What should we teach?

CSU Cal State San Jose future of work
San Jose State commencement, May 27, 2017. Photo by LiPo Ching/Bay Area News Group

The higher education system has to evolve with the changing workplace but, too often, it struggles to keep up. Not only do many of California’s public colleges suffer from low graduation rates, but they lack capacity to train workers in high-demand fields. 

California State University, for example, is in the midst of a 10-year campaign to boost its four-year graduation rate from 19% to 40%. By comparison, the University of California’s undergraduate rate is nearly 68%.

And though the CSU is making strides to produce more graduates with science, technology, engineering and math degrees, applicants who qualified for basic nursing are being turned away at all 16 campuses that offer the program due to insufficient slots. 

At the community college level, there are early efforts to help adults get retrained. Specifically, the state’s new online community college, Calbright, aims to prepare working adults for careers in the high-demand fields of cybersecurity, medical coding and information technology. Enrollment began in October.

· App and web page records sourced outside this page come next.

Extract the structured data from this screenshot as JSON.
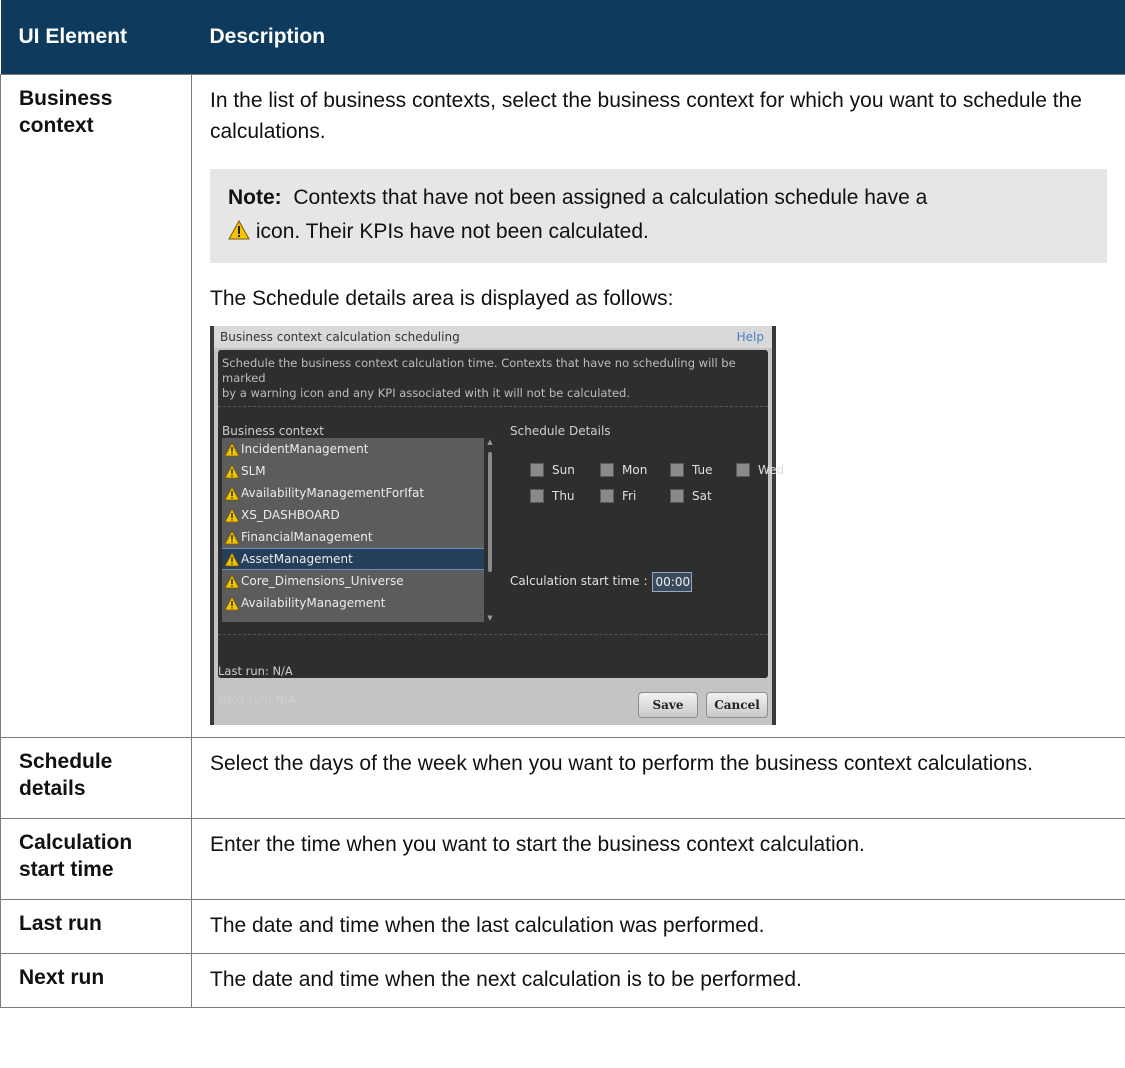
{
  "header": {
    "col1": "UI Element",
    "col2": "Description"
  },
  "rows": [
    {
      "element": "Business context",
      "description": "In the list of business contexts, select the business context for which you want to schedule the calculations.",
      "note_label": "Note:",
      "note_text_1": "Contexts that have not been assigned a calculation schedule have a",
      "note_text_2": "icon. Their KPIs have not been calculated.",
      "after_note": "The Schedule details area is displayed as follows:"
    },
    {
      "element": "Schedule details",
      "description": "Select the days of the week when you want to perform the business context calculations."
    },
    {
      "element": "Calculation start time",
      "description": "Enter the time when you want to start the business context calculation."
    },
    {
      "element": "Last run",
      "description": "The date and time when the last calculation was performed."
    },
    {
      "element": "Next run",
      "description": "The date and time when the next calculation is to be performed."
    }
  ],
  "screenshot": {
    "title": "Business context calculation scheduling",
    "help": "Help",
    "info_line1": "Schedule the business context calculation time. Contexts that have no scheduling will be marked",
    "info_line2": "by a warning icon and any KPI associated with it will not be calculated.",
    "business_context_label": "Business context",
    "schedule_details_label": "Schedule Details",
    "contexts": [
      "IncidentManagement",
      "SLM",
      "AvailabilityManagementForIfat",
      "XS_DASHBOARD",
      "FinancialManagement",
      "AssetManagement",
      "Core_Dimensions_Universe",
      "AvailabilityManagement"
    ],
    "selected_context": "AssetManagement",
    "days": [
      "Sun",
      "Mon",
      "Tue",
      "Wed",
      "Thu",
      "Fri",
      "Sat"
    ],
    "calc_start_label": "Calculation start time :",
    "calc_start_value": "00:00",
    "last_run": "Last run: N/A",
    "next_run": "Next run: N/A",
    "save": "Save",
    "cancel": "Cancel"
  },
  "colors": {
    "header_bg": "#0e3a5e",
    "note_bg": "#e6e6e6",
    "warning": "#f2c400",
    "selected": "#253e59"
  }
}
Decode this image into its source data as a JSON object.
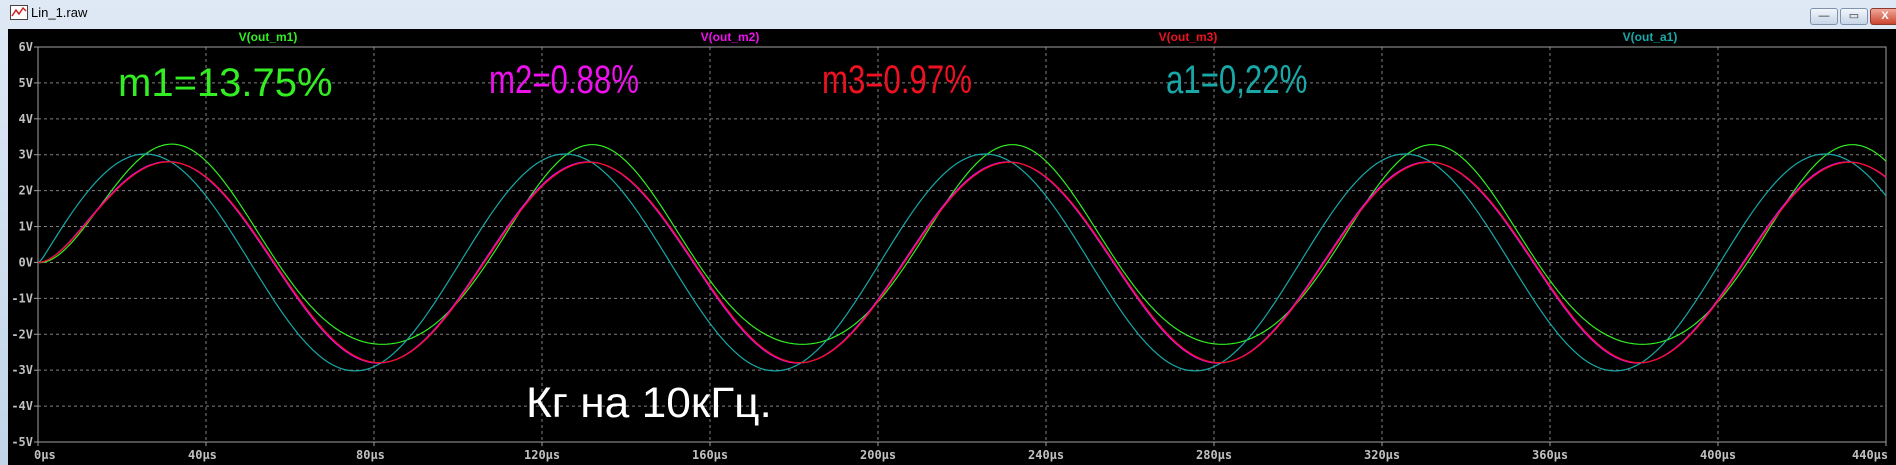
{
  "window": {
    "title": "Lin_1.raw",
    "buttons": {
      "minimize": "—",
      "restore": "▭",
      "close": "X"
    }
  },
  "annotations": [
    {
      "text": "m1=13.75%",
      "color": "#33ee22"
    },
    {
      "text": "m2=0.88%",
      "color": "#ee11ee"
    },
    {
      "text": "m3=0.97%",
      "color": "#ee1122"
    },
    {
      "text": "a1=0,22%",
      "color": "#18a8a8"
    },
    {
      "text": "Кг на 10кГц.",
      "color": "#ffffff"
    }
  ],
  "chart_data": {
    "type": "line",
    "title": "",
    "xlabel": "",
    "ylabel": "",
    "xlim": [
      0,
      440
    ],
    "x_unit": "µs",
    "ylim": [
      -5,
      6
    ],
    "y_unit": "V",
    "grid": true,
    "x_ticks": [
      "0µs",
      "40µs",
      "80µs",
      "120µs",
      "160µs",
      "200µs",
      "240µs",
      "280µs",
      "320µs",
      "360µs",
      "400µs",
      "440µs"
    ],
    "y_ticks": [
      "6V",
      "5V",
      "4V",
      "3V",
      "2V",
      "1V",
      "0V",
      "-1V",
      "-2V",
      "-3V",
      "-4V",
      "-5V"
    ],
    "frequency_khz": 10,
    "series": [
      {
        "name": "V(out_m1)",
        "color": "#33ee22",
        "amplitude": 2.78,
        "delay_us": 7.0,
        "second_harmonic": 0.25,
        "peak": 3.28,
        "trough": -2.28
      },
      {
        "name": "V(out_m2)",
        "color": "#ee11ee",
        "amplitude": 2.8,
        "delay_us": 6.0,
        "second_harmonic": 0.0,
        "peak": 2.8,
        "trough": -2.8
      },
      {
        "name": "V(out_m3)",
        "color": "#ee1122",
        "amplitude": 2.79,
        "delay_us": 6.3,
        "second_harmonic": 0.0,
        "peak": 2.79,
        "trough": -2.79
      },
      {
        "name": "V(out_a1)",
        "color": "#18a8a8",
        "amplitude": 3.02,
        "delay_us": 0.5,
        "second_harmonic": 0.0,
        "peak": 3.0,
        "trough": -3.05
      }
    ]
  }
}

Still, the Newsom administration worries training and upskilling workers isn’t enough because one in five low-wage workers in California have a college degree, suggesting education doesn’t guarantee higher wages.